Mobile devices (and particularly i-pads and smart phones) tend to be used mostly for finding domestic travel information (e.g. finding restaurants and checking flight times), rather than for international travel. However their use for overseas travel is likely to grow, with tablets being increasingly used as an indispensable travelling companion – and probably even overtaking smart phones – for both pre-departure information and in-destination information.
1 Source: European Travel Commission, New Media Trend Watch (2011)
2 Source: PhoCusWright U.S. Online Travel Overview – Tenth Edition: Packaged TravelThe Future
The USA will remain a strong outbound market for the foreseeable future. While, in percentage terms, outbound growth from the Asia-Pacific, Middle East and Latin America will be higher, volume growth will be greater from North America, with a projected increase of nearly 48,000 trips abroad (+47%) and an increase of almost US$ 94,000 million (+66%) spend abroad by US residents between 2010 and 2020. 3
Although Europe remains an aspirational destination for Americans, the challenge for European destinations and tour operators will be to provide value for money and enable visitors to stray safely off the beaten track, where they can immerse themselves in real European life, find "hidden gems‟ and intensely personal experiences by participating and engaging with Europeans and gaining a privileged insight into their way of life – as a "locals‟. This means guidance rather than packaging, opportunities for self-discovery rather than manufactured attractions, and above all, being treated as visitors and travellers, not as “tourists”.
And, although they may continue to favor traditional travel agents (60%) over online sources (40%) for booking their trip, US visitors will increasingly find what they are seeking in their destination from their tablets, which will become an indispensable travelling companion.

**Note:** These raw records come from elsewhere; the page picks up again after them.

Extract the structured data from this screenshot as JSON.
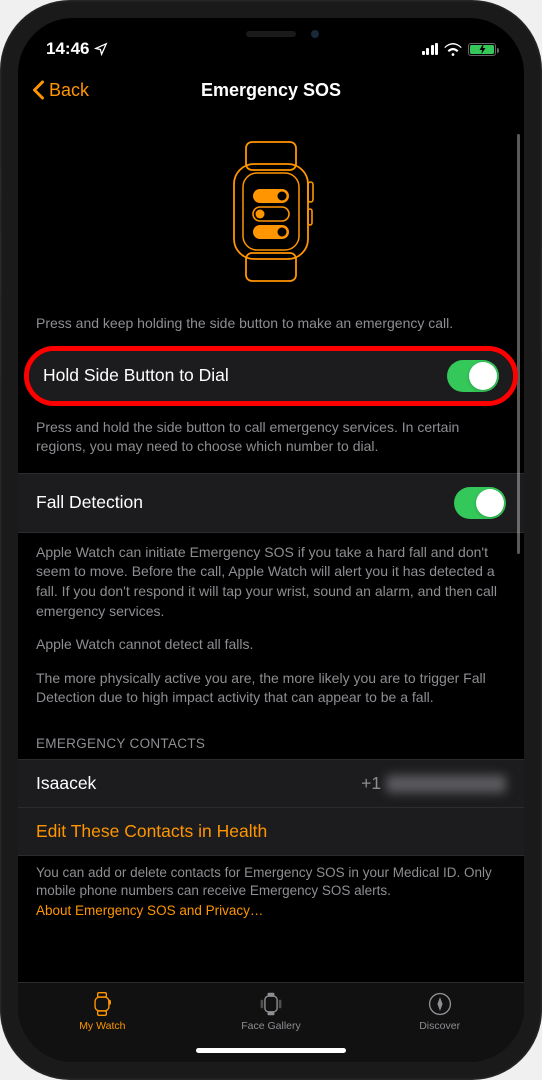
{
  "status": {
    "time": "14:46"
  },
  "nav": {
    "back": "Back",
    "title": "Emergency SOS"
  },
  "intro": {
    "description": "Press and keep holding the side button to make an emergency call."
  },
  "holdSide": {
    "label": "Hold Side Button to Dial",
    "footer": "Press and hold the side button to call emergency services. In certain regions, you may need to choose which number to dial."
  },
  "fallDetection": {
    "label": "Fall Detection",
    "desc1": "Apple Watch can initiate Emergency SOS if you take a hard fall and don't seem to move. Before the call, Apple Watch will alert you it has detected a fall. If you don't respond it will tap your wrist, sound an alarm, and then call emergency services.",
    "desc2": "Apple Watch cannot detect all falls.",
    "desc3": "The more physically active you are, the more likely you are to trigger Fall Detection due to high impact activity that can appear to be a fall."
  },
  "contacts": {
    "header": "EMERGENCY CONTACTS",
    "name": "Isaacek",
    "phonePrefix": "+1",
    "editLink": "Edit These Contacts in Health",
    "footer": "You can add or delete contacts for Emergency SOS in your Medical ID. Only mobile phone numbers can receive Emergency SOS alerts.",
    "about": "About Emergency SOS and Privacy…"
  },
  "tabs": {
    "watch": "My Watch",
    "gallery": "Face Gallery",
    "discover": "Discover"
  }
}
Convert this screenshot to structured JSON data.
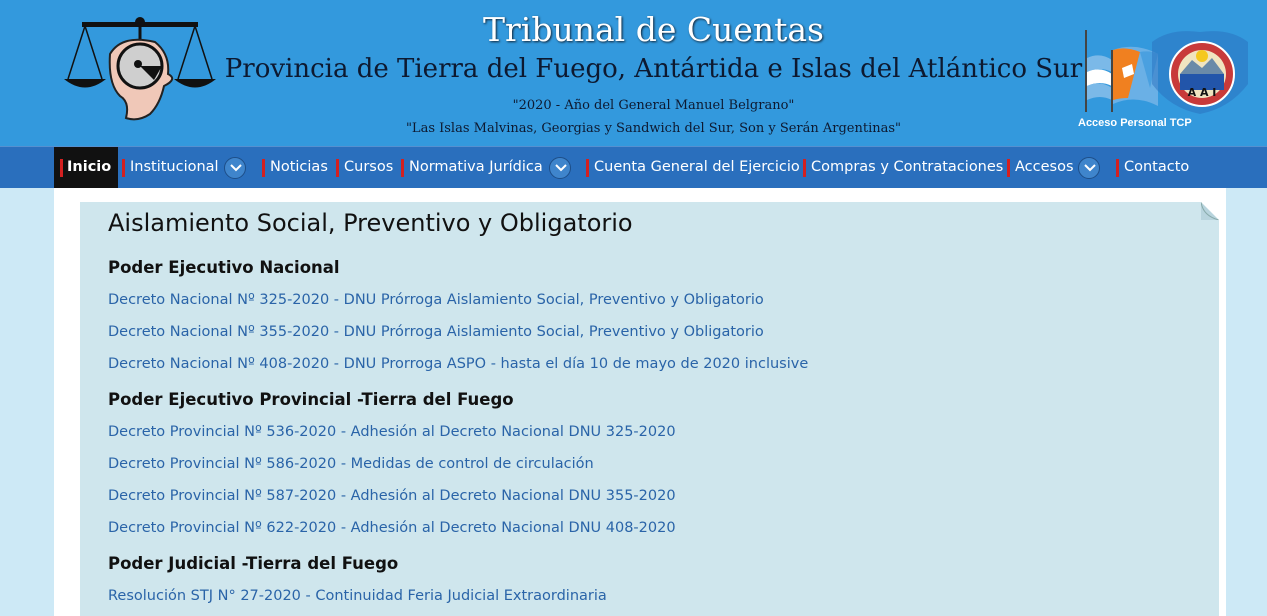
{
  "header": {
    "title": "Tribunal de Cuentas",
    "subtitle": "Provincia de Tierra del Fuego, Antártida e Islas del Atlántico Sur",
    "motto_1": "\"2020 - Año del General Manuel Belgrano\"",
    "motto_2": "\"Las Islas Malvinas, Georgias y Sandwich del Sur, Son y Serán Argentinas\"",
    "acceso_label": "Acceso Personal TCP"
  },
  "nav": {
    "items": [
      {
        "label": "Inicio",
        "active": true,
        "dropdown": false
      },
      {
        "label": "Institucional",
        "dropdown": true
      },
      {
        "label": "Noticias",
        "dropdown": false
      },
      {
        "label": "Cursos",
        "dropdown": false
      },
      {
        "label": "Normativa Jurídica",
        "dropdown": true
      },
      {
        "label": "Cuenta General del Ejercicio",
        "dropdown": false
      },
      {
        "label": "Compras y Contrataciones",
        "dropdown": false
      },
      {
        "label": "Accesos",
        "dropdown": true
      },
      {
        "label": "Contacto",
        "dropdown": false
      }
    ]
  },
  "content": {
    "page_title": "Aislamiento Social, Preventivo y Obligatorio",
    "sections": [
      {
        "heading": "Poder Ejecutivo Nacional",
        "links": [
          "Decreto Nacional Nº 325-2020 - DNU Prórroga Aislamiento Social, Preventivo y Obligatorio",
          "Decreto Nacional Nº 355-2020 - DNU Prórroga Aislamiento Social, Preventivo y Obligatorio",
          "Decreto Nacional Nº 408-2020 - DNU Prorroga ASPO - hasta el día 10 de mayo de 2020 inclusive"
        ]
      },
      {
        "heading": "Poder Ejecutivo Provincial -Tierra del Fuego",
        "links": [
          "Decreto Provincial Nº 536-2020 - Adhesión al Decreto Nacional DNU 325-2020",
          "Decreto Provincial Nº 586-2020 - Medidas de control de circulación",
          "Decreto Provincial Nº 587-2020 - Adhesión al Decreto Nacional DNU 355-2020",
          "Decreto Provincial Nº 622-2020 - Adhesión al Decreto Nacional DNU 408-2020"
        ]
      },
      {
        "heading": "Poder Judicial -Tierra del Fuego",
        "links": [
          "Resolución STJ N° 27-2020 - Continuidad Feria Judicial Extraordinaria"
        ]
      }
    ]
  },
  "colors": {
    "header_bg": "#3399dd",
    "nav_bg": "#2a6fbd",
    "nav_separator": "#d42020",
    "link": "#2a64a8",
    "panel_bg": "#cfe6ed",
    "page_bg": "#cde9f6"
  },
  "icons": [
    "scales-of-justice-logo",
    "argentina-flag",
    "tierra-del-fuego-flag",
    "provincial-coat-of-arms",
    "chevron-down-icon"
  ]
}
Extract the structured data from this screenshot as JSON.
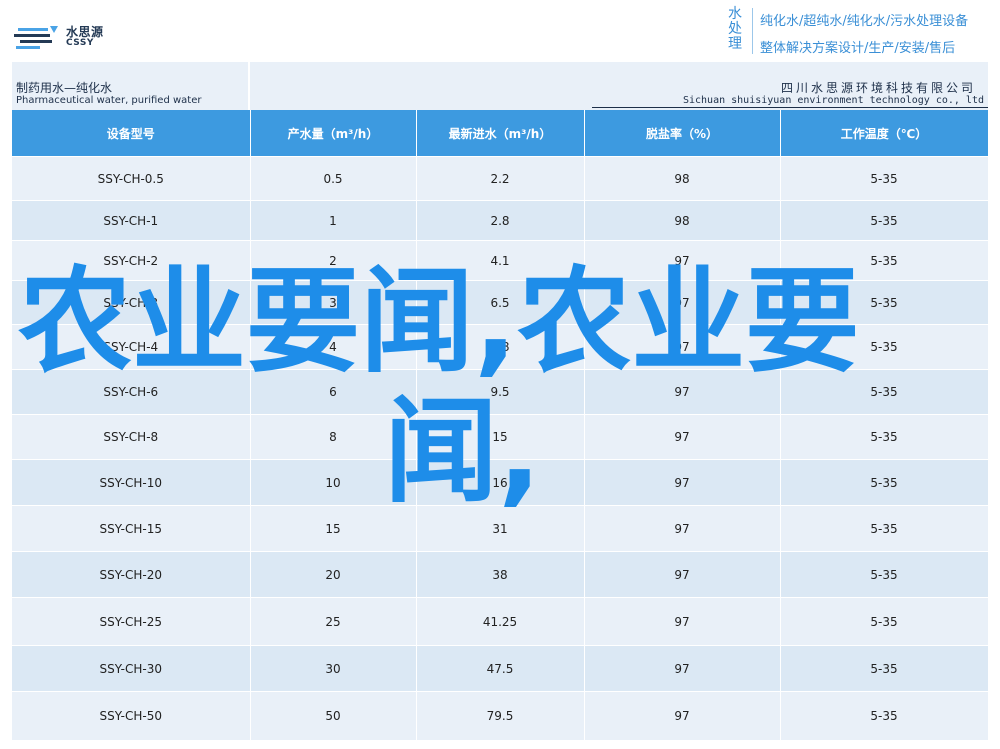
{
  "logo": {
    "cn": "水思源",
    "en": "CSSY"
  },
  "tagline": {
    "head": "水处理",
    "line1": "纯化水/超纯水/纯化水/污水处理设备",
    "line2": "整体解决方案设计/生产/安装/售后"
  },
  "band": {
    "title_cn": "制药用水—纯化水",
    "title_en": "Pharmaceutical water, purified water",
    "company_cn": "四川水思源环境科技有限公司",
    "company_en": "Sichuan shuisiyuan environment technology co., ltd"
  },
  "table": {
    "headers": [
      "设备型号",
      "产水量（m³/h）",
      "最新进水（m³/h）",
      "脱盐率（%）",
      "工作温度（℃）"
    ],
    "rows": [
      [
        "SSY-CH-0.5",
        "0.5",
        "2.2",
        "98",
        "5-35"
      ],
      [
        "SSY-CH-1",
        "1",
        "2.8",
        "98",
        "5-35"
      ],
      [
        "SSY-CH-2",
        "2",
        "4.1",
        "97",
        "5-35"
      ],
      [
        "SSY-CH-3",
        "3",
        "6.5",
        "97",
        "5-35"
      ],
      [
        "SSY-CH-4",
        "4",
        "7.8",
        "97",
        "5-35"
      ],
      [
        "SSY-CH-6",
        "6",
        "9.5",
        "97",
        "5-35"
      ],
      [
        "SSY-CH-8",
        "8",
        "15",
        "97",
        "5-35"
      ],
      [
        "SSY-CH-10",
        "10",
        "16",
        "97",
        "5-35"
      ],
      [
        "SSY-CH-15",
        "15",
        "31",
        "97",
        "5-35"
      ],
      [
        "SSY-CH-20",
        "20",
        "38",
        "97",
        "5-35"
      ],
      [
        "SSY-CH-25",
        "25",
        "41.25",
        "97",
        "5-35"
      ],
      [
        "SSY-CH-30",
        "30",
        "47.5",
        "97",
        "5-35"
      ],
      [
        "SSY-CH-50",
        "50",
        "79.5",
        "97",
        "5-35"
      ]
    ]
  },
  "overlay": {
    "line1": "农业要闻,农业要",
    "line2": "闻,"
  },
  "colors": {
    "header_blue": "#3d9ae0",
    "row_light": "#e9f0f8",
    "row_dark": "#dbe8f4",
    "overlay_blue": "#1e8de9",
    "brand_navy": "#243a55"
  }
}
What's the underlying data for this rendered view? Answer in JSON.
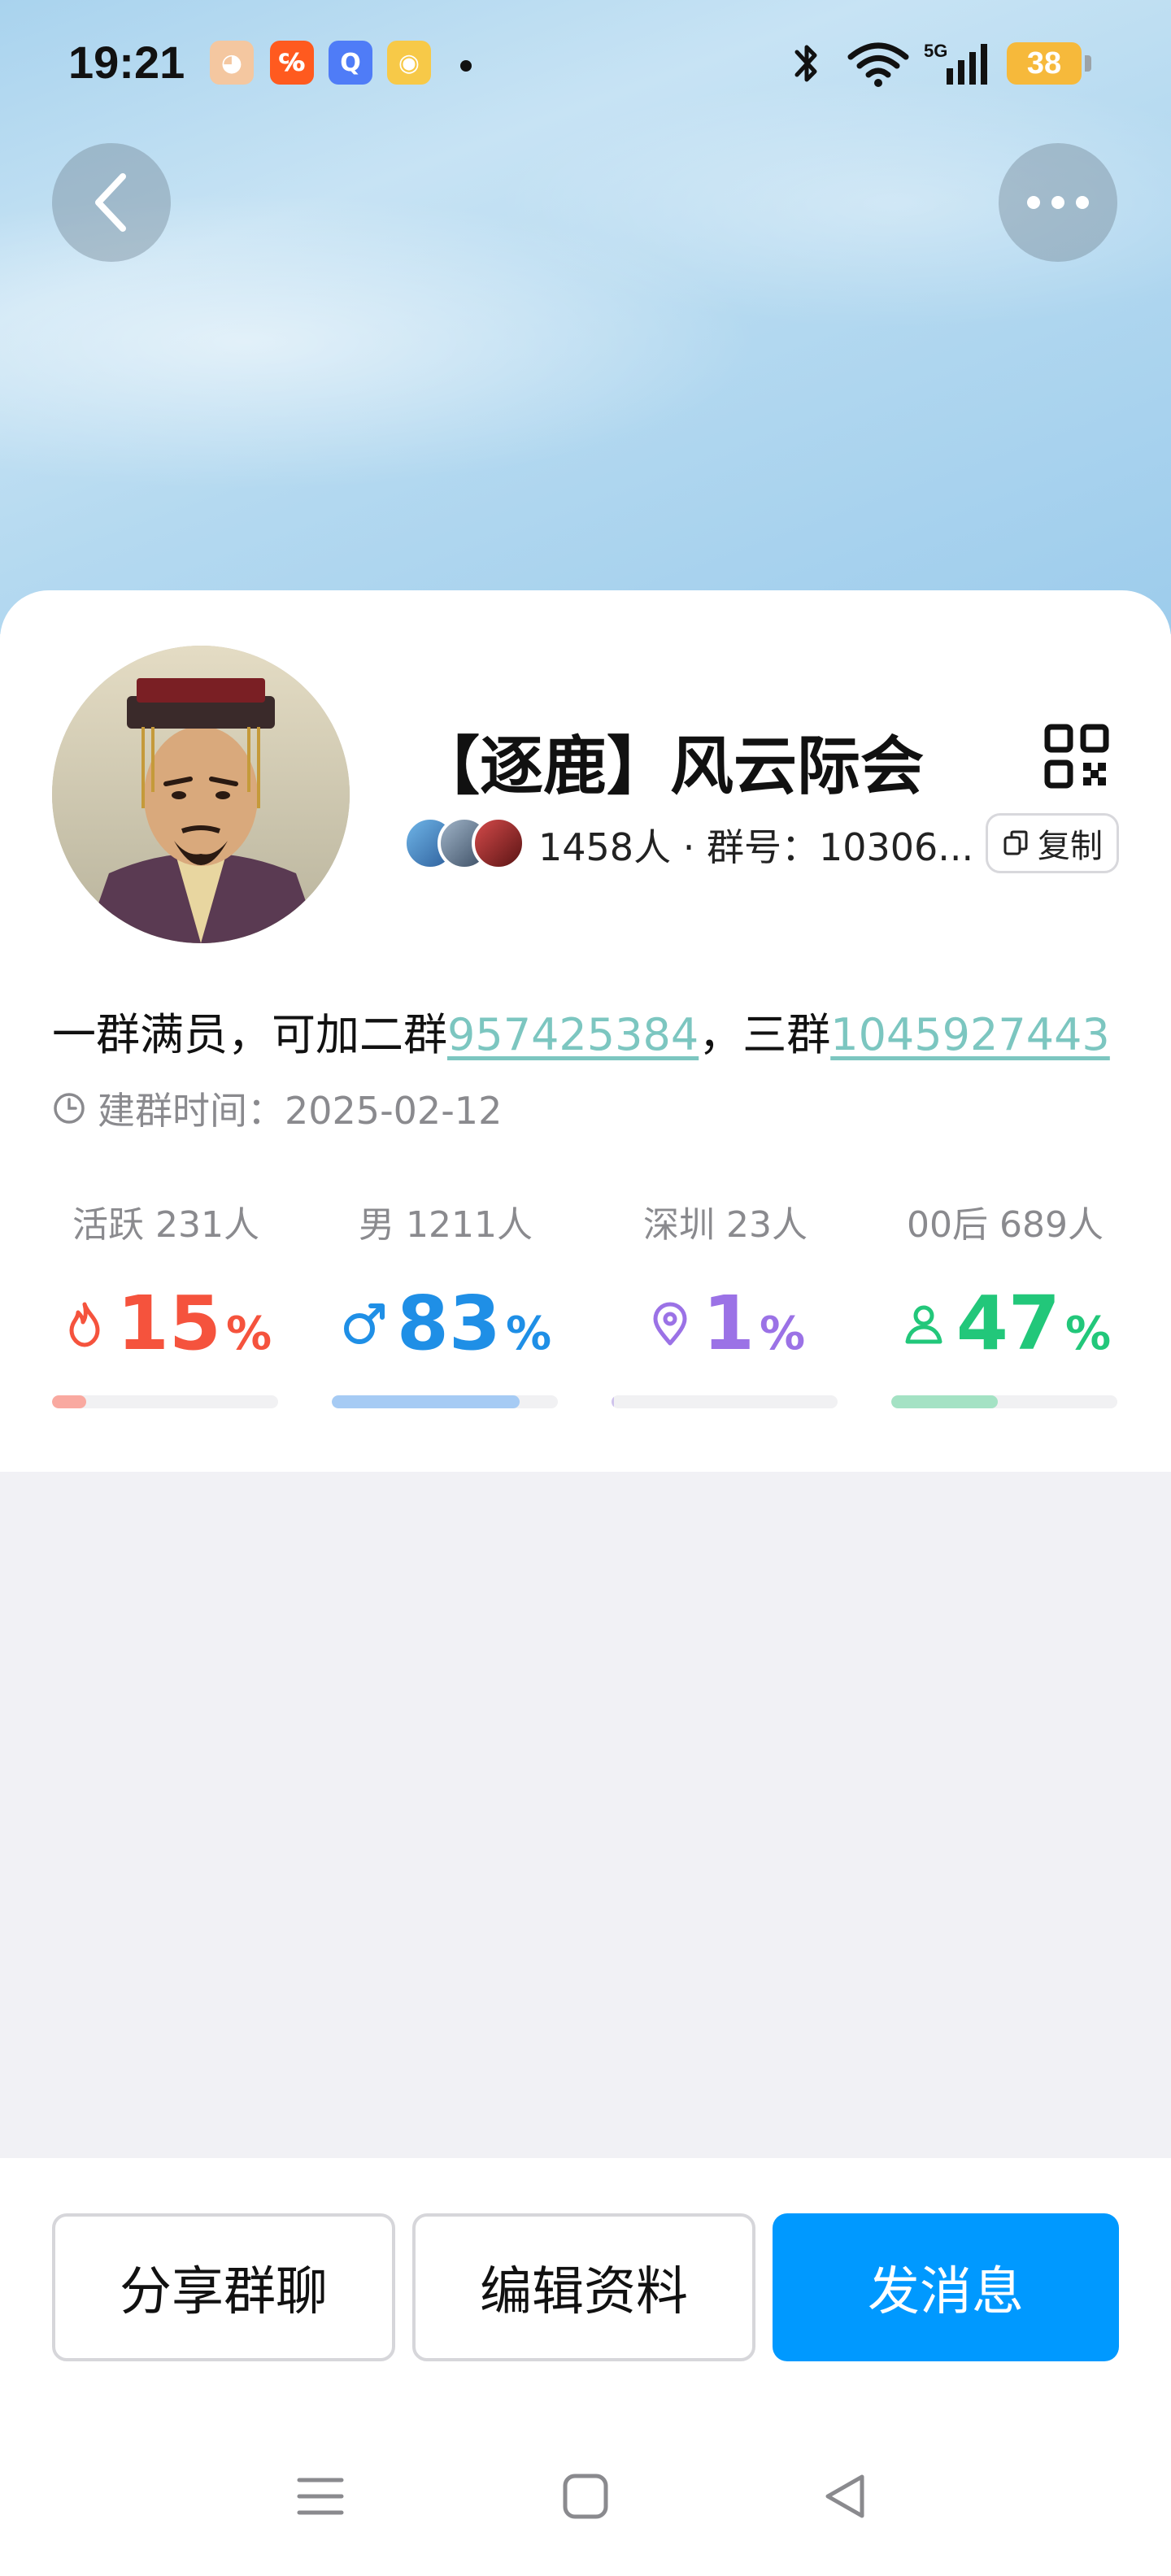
{
  "status_bar": {
    "time": "19:21",
    "battery": "38",
    "network": "5G",
    "notifications": [
      {
        "name": "app-notification-1-icon",
        "color": "#f4c7a0",
        "glyph": "◕"
      },
      {
        "name": "app-notification-2-icon",
        "color": "#ff5a1f",
        "glyph": "℅"
      },
      {
        "name": "app-notification-3-icon",
        "color": "#4f7cf7",
        "glyph": "Q"
      },
      {
        "name": "weibo-icon",
        "color": "#f7c948",
        "glyph": "◉"
      }
    ]
  },
  "header": {
    "back_icon": "chevron-left-icon",
    "more_icon": "more-horizontal-icon"
  },
  "group": {
    "name": "【逐鹿】风云际会",
    "member_count": "1458人",
    "separator": " · ",
    "group_number_label": "群号：",
    "group_number_truncated": "10306...",
    "copy_label": "复制",
    "description_prefix": "一群满员，可加二群",
    "link_group2": "957425384",
    "description_mid": "，三群",
    "link_group3": "1045927443",
    "created_label": "建群时间：",
    "created_date": "2025-02-12"
  },
  "stats": [
    {
      "label": "活跃 231人",
      "value": "15",
      "unit": "%",
      "fraction": 0.15,
      "color": "#f5533d",
      "bar_color": "#f9a9a0",
      "icon": "flame-icon"
    },
    {
      "label": "男 1211人",
      "value": "83",
      "unit": "%",
      "fraction": 0.83,
      "color": "#1f8fe6",
      "bar_color": "#a6cbf4",
      "icon": "male-icon"
    },
    {
      "label": "深圳 23人",
      "value": "1",
      "unit": "%",
      "fraction": 0.01,
      "color": "#9b72e6",
      "bar_color": "#cfc3ec",
      "icon": "location-pin-icon"
    },
    {
      "label": "00后 689人",
      "value": "47",
      "unit": "%",
      "fraction": 0.47,
      "color": "#22c77a",
      "bar_color": "#a4e2c4",
      "icon": "person-icon"
    }
  ],
  "actions": {
    "share": "分享群聊",
    "edit": "编辑资料",
    "send": "发消息"
  },
  "nav": {
    "menu_icon": "menu-icon",
    "home_icon": "home-square-icon",
    "back_icon": "back-triangle-icon"
  }
}
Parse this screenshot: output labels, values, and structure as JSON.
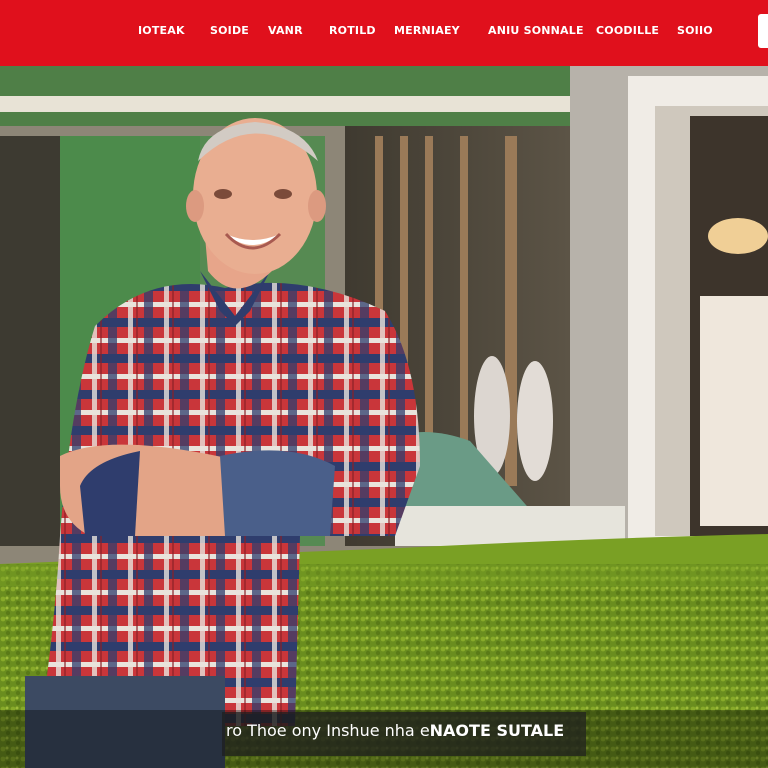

3 Source: Amadeus / Oxford Economics (November 2010), The Travel Gold Rush 2020